It has been estimated that a further 100,000 households are expected to fall into poverty as a result.

At the same time they are required by law to review their localised Council Tax Support Scheme and engage in meaningful consultation, especially with those who are most affected.

This provides an opportunity to consider abolishing the minimum council tax charge imposed on thousands of the poorest people in the city since April 2013. These are the unemployed, low-waged, chronically sick or physically and/or mentally disabled.

A recent report by Child Poverty Action Group Too Poor to Pay described these localised schemes as a grotesque system which inflicts more poverty, creating hardship and misery.

On top of the minimal charge which thousands just cannot pay, the council levies extra charges for court hearings, bailiffs and benefit deductions which should stop.

Child Poverty Action Group are calling for such support schemes to receive 100 per cent government funding as before.

Wandsworth council absorbed the cost of extra council tax, concluding that the costs of legal recovery for non-payment outweighed any savings.

This is likely to be the case everywhere, including Sheffield.

Even the Tory-dominated Local Government Association has presented a united front with a cry to government of ‘no more cuts.

This should be backed up with concrete action to reject the Government’s plans and Sheffield council should be part of such a campaign.

This is something that Jeremy Corbyn advocated when he addressed an audience of 1,500 in Sheffield in the summer.

A review of the Council Tax Support scheme should include finding ways to remove this burden such as increasing the council tax, using reserves or various creative accounting methods.

Without this, they will balance the budget at the expense of those who should be part of the council’s priorities for protection.

A campaign should be launched to advertise the reductions and exemptions available to help people with council tax payments, including 100 per cent rebate for those who can show they do not have sufficient income and for whom payment would create hardship.

For those people who have been added to the register since April 2013 due to government diktat, help should take precedence over court summons, bailiffs and benefit deductions.

Further help with this can be obtained from Sheffield Citizens Advice.

The fundamental problem is the Tory Government’s obsession with their discredited austerity programme which is a cover for endless cuts in the welfare state, benefits and public services.

The election of Corbyn as Labour leader was a rejection of this disastrous policy which can have no positive outcomes except for the rich.

Instead, Corbyn, backed by 40 economists advocates an end to austerity and instead investment for growth, including the public sector.

A public consultation on the budget is under way.
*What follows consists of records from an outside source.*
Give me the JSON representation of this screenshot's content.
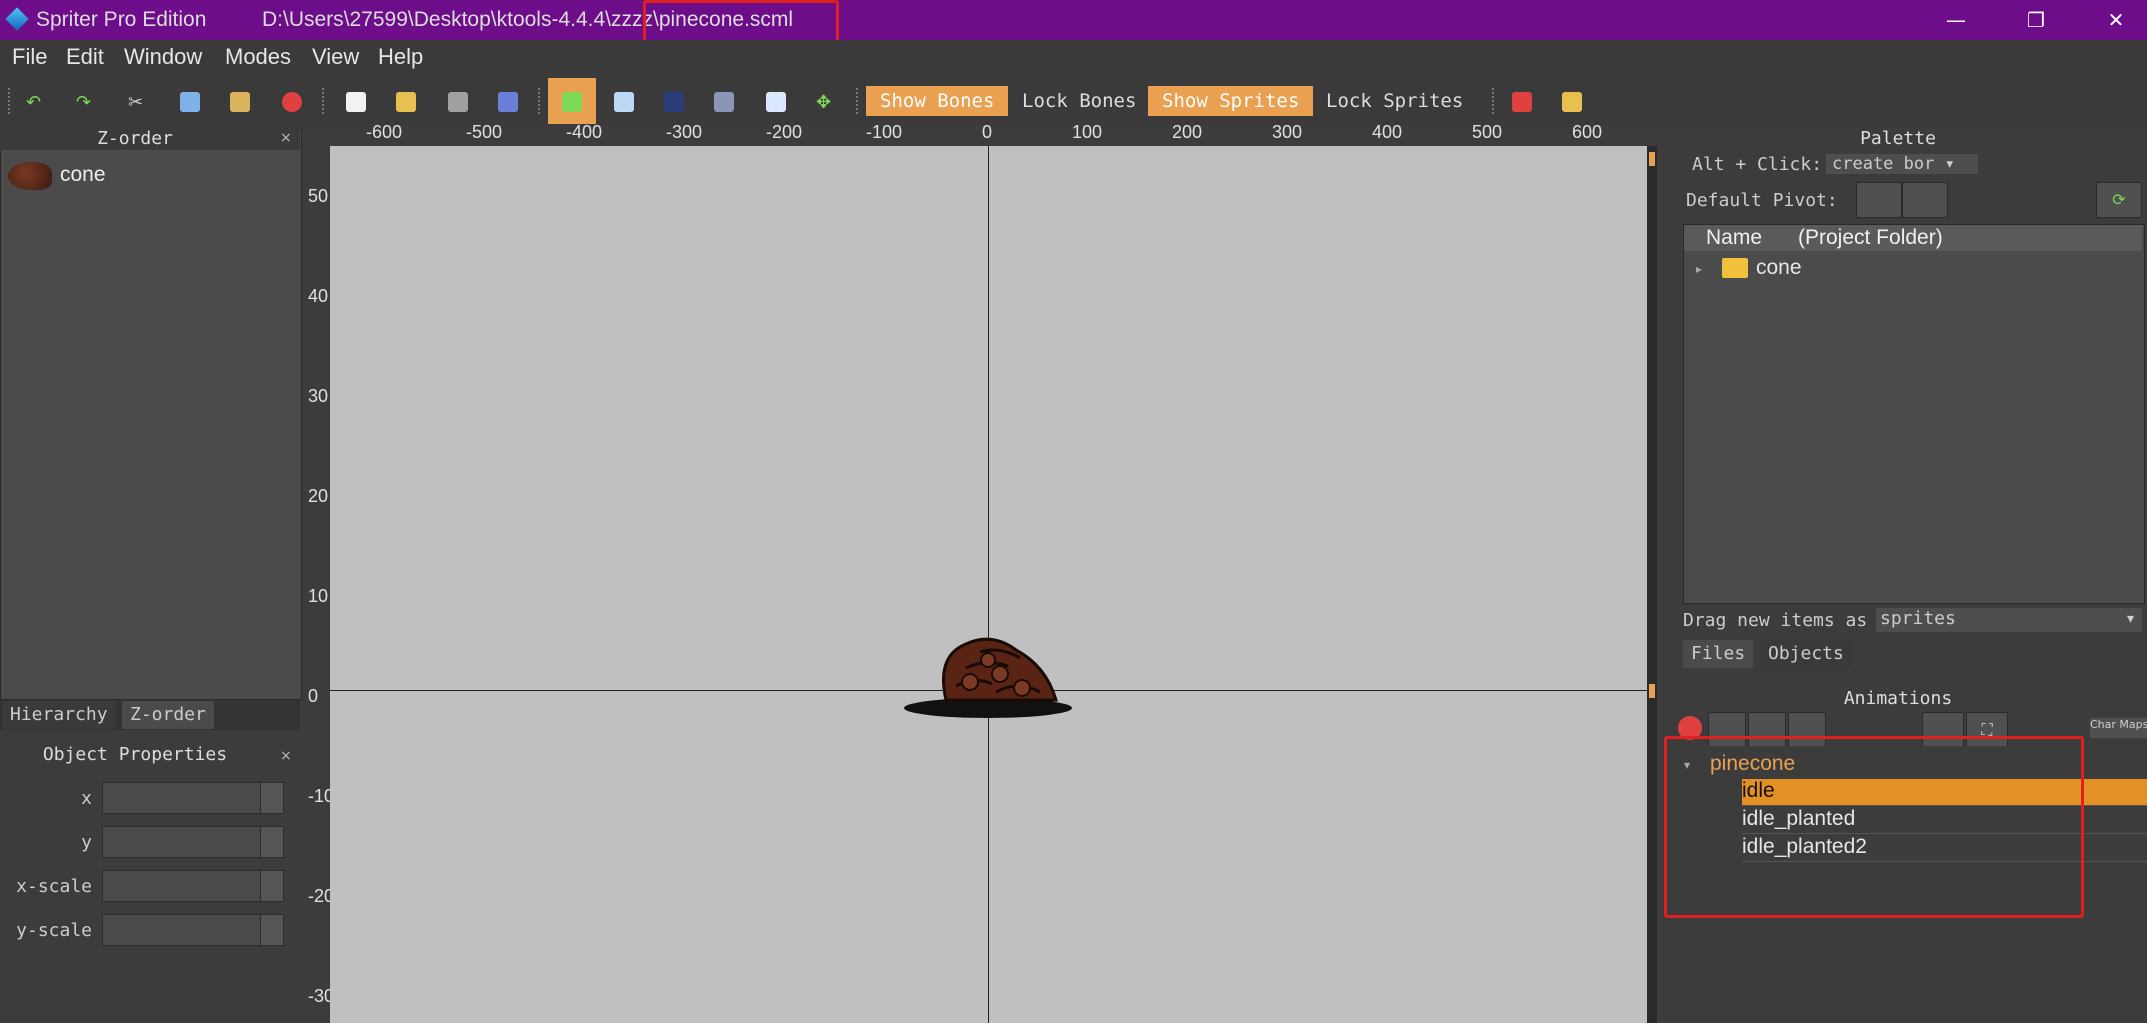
{
  "titlebar": {
    "app_title": "Spriter Pro Edition",
    "file_path": "D:\\Users\\27599\\Desktop\\ktools-4.4.4\\zzzz\\pinecone.scml",
    "minimize": "—",
    "restore": "❐",
    "close": "✕"
  },
  "menu": [
    "File",
    "Edit",
    "Window",
    "Modes",
    "View",
    "Help"
  ],
  "toolbar": {
    "show_bones": "Show Bones",
    "lock_bones": "Lock Bones",
    "show_sprites": "Show Sprites",
    "lock_sprites": "Lock Sprites"
  },
  "zorder": {
    "title": "Z-order",
    "close": "×",
    "items": [
      {
        "label": "cone"
      }
    ],
    "tabs": [
      "Hierarchy",
      "Z-order"
    ]
  },
  "ruler_top": [
    "-600",
    "-500",
    "-400",
    "-300",
    "-200",
    "-100",
    "0",
    "100",
    "200",
    "300",
    "400",
    "500",
    "600"
  ],
  "ruler_left": [
    "50",
    "40",
    "30",
    "20",
    "10",
    "0",
    "-10",
    "-20",
    "-30"
  ],
  "object_properties": {
    "title": "Object Properties",
    "close": "×",
    "fields": [
      "x",
      "y",
      "x-scale",
      "y-scale"
    ]
  },
  "palette": {
    "title": "Palette",
    "alt_click_label": "Alt + Click:",
    "alt_click_value": "create bor",
    "default_pivot_label": "Default Pivot:",
    "tree_header_name": "Name",
    "tree_header_folder": "(Project Folder)",
    "tree_items": [
      "cone"
    ],
    "drag_label": "Drag new items as",
    "drag_value": "sprites",
    "tabs": [
      "Files",
      "Objects"
    ]
  },
  "animations": {
    "title": "Animations",
    "char_maps": "Char Maps",
    "entity": "pinecone",
    "list": [
      "idle",
      "idle_planted",
      "idle_planted2"
    ],
    "selected": "idle"
  },
  "colors": {
    "titlebar": "#6d0d8a",
    "accent": "#e9a050",
    "selected": "#e39024",
    "canvas": "#c0c0c0"
  }
}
Visit www.sheffield.gov.uk/budget to have your say.

Shirley Frost

Sheffield Benefits Justice Campaign